AbbreviationsAcknowledgmentsIntroductionChapter 1. Cities, Publics, and Urban Chroniclers in Latin America: 1920s–1930sChapter 2. A Common Citizen Writes Buenos Aires: Roberto Arlt's Aguafuertes porteñasChapter 3. Taking Readers for a Ride: Mário de Andrade's TáxiChapter 4. The Chronicler as Streetwalker: Salvador Novo Performs GenreChapter 5. Overstepping Femininity: The Chronicle and Gender NormsAfterwordAppendices: Five Chronicles in Translation, translated by Jacinto R. Fombona1. "Corrientes, at Night," by Roberto Arlt2. "The Cult of Statues," by Mário de Andrade3. "On the Advantages of Not Being Fashionable," by Salvador Novo4. "The Perfect Typist," by Alfonsina Storni5. "Long Hair and Short Ideas," by Cube BonifantNotesBibliographyIndex

Editorial Reviews

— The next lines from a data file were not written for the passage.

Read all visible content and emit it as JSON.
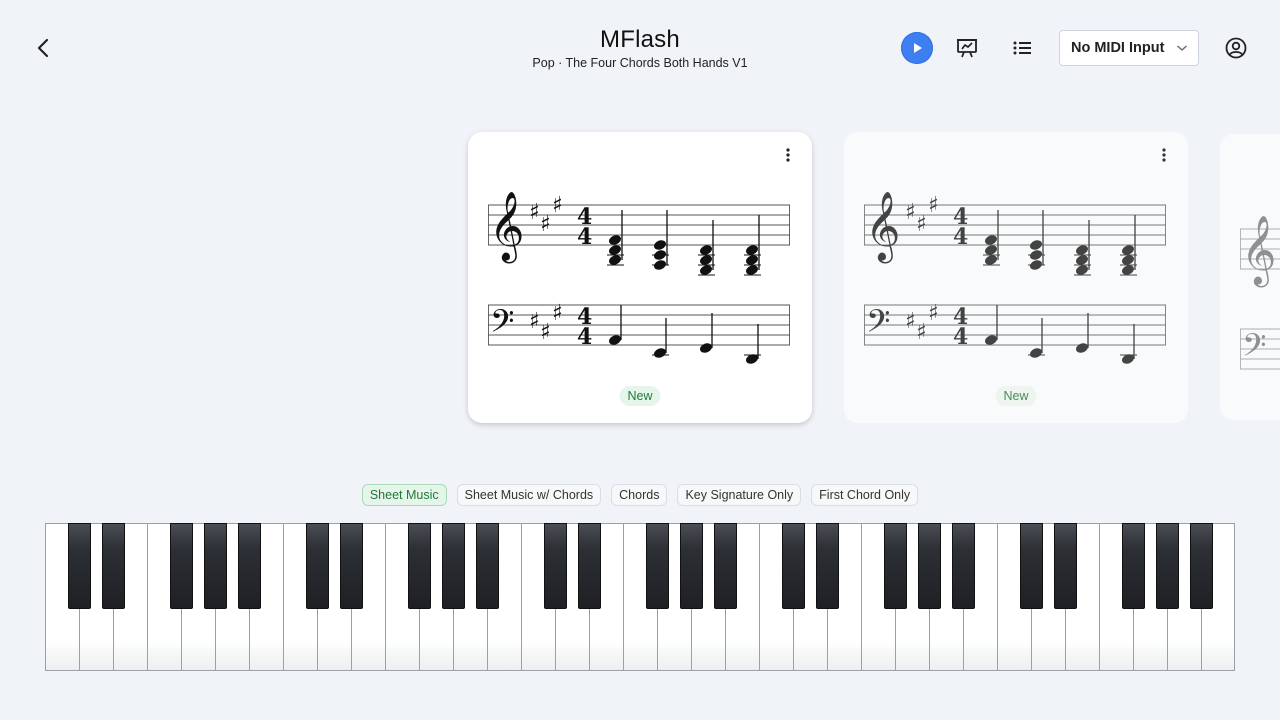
{
  "header": {
    "title": "MFlash",
    "subtitle": "Pop · The Four Chords Both Hands V1",
    "midi_select": "No MIDI Input"
  },
  "accent_color": "#3d7ef0",
  "icons": {
    "back": "chevron-left-icon",
    "play": "play-icon",
    "present": "presentation-chart-icon",
    "list": "list-icon",
    "dropdown": "chevron-down-icon",
    "account": "user-circle-icon",
    "card_menu": "kebab-menu-icon"
  },
  "cards": [
    {
      "badge": "New"
    },
    {
      "badge": "New"
    }
  ],
  "tabs": [
    {
      "label": "Sheet Music",
      "active": true
    },
    {
      "label": "Sheet Music w/ Chords",
      "active": false
    },
    {
      "label": "Chords",
      "active": false
    },
    {
      "label": "Key Signature Only",
      "active": false
    },
    {
      "label": "First Chord Only",
      "active": false
    }
  ],
  "piano": {
    "white_keys": 35
  }
}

Urban Chroniclers in Modern Latin America offers to its readers an insightful approach to the avant-garde period that sheds light on a genre intrinsically urban and dialogic. Furthermore, Mahieux presents her arguments in a clear and convincing way, and an informed reader will certainly appreciate this book. If you are interested in Latin American avant-garde culture, urban chronicles or journalistic writing, I invite you to consult this book that deals with an important period in the cultural history of this region. - Anadeli Bencomo, University of Houston